Problem details
Retyping each entry exactly is the whole task.
Start of Exercise data
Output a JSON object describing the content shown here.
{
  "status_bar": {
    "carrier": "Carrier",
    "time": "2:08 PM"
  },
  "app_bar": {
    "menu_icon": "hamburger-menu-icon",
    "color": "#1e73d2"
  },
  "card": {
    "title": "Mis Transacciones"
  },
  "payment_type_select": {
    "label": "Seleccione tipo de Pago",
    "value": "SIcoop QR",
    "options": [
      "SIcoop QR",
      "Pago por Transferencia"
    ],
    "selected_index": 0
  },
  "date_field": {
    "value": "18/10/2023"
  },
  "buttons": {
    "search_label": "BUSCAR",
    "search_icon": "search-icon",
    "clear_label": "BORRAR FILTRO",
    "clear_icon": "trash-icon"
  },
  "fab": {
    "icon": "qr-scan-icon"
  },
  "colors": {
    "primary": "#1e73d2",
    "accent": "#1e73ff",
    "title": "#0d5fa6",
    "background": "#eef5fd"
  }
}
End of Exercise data
Solution to this problem
Output a JSON object describing the content shown here.
{
  "status_bar": {
    "carrier": "Carrier",
    "time": "2:08 PM"
  },
  "app_bar": {
    "menu_icon": "hamburger-menu-icon",
    "color": "#1e73d2"
  },
  "card": {
    "title": "Mis Transacciones"
  },
  "payment_type_select": {
    "label": "Seleccione tipo de Pago",
    "value": "SIcoop QR",
    "options": [
      "SIcoop QR",
      "Pago por Transferencia"
    ],
    "selected_index": 0
  },
  "date_field": {
    "value": "18/10/2023"
  },
  "buttons": {
    "search_label": "BUSCAR",
    "search_icon": "search-icon",
    "clear_label": "BORRAR FILTRO",
    "clear_icon": "trash-icon"
  },
  "fab": {
    "icon": "qr-scan-icon"
  },
  "colors": {
    "primary": "#1e73d2",
    "accent": "#1e73ff",
    "title": "#0d5fa6",
    "background": "#eef5fd"
  }
}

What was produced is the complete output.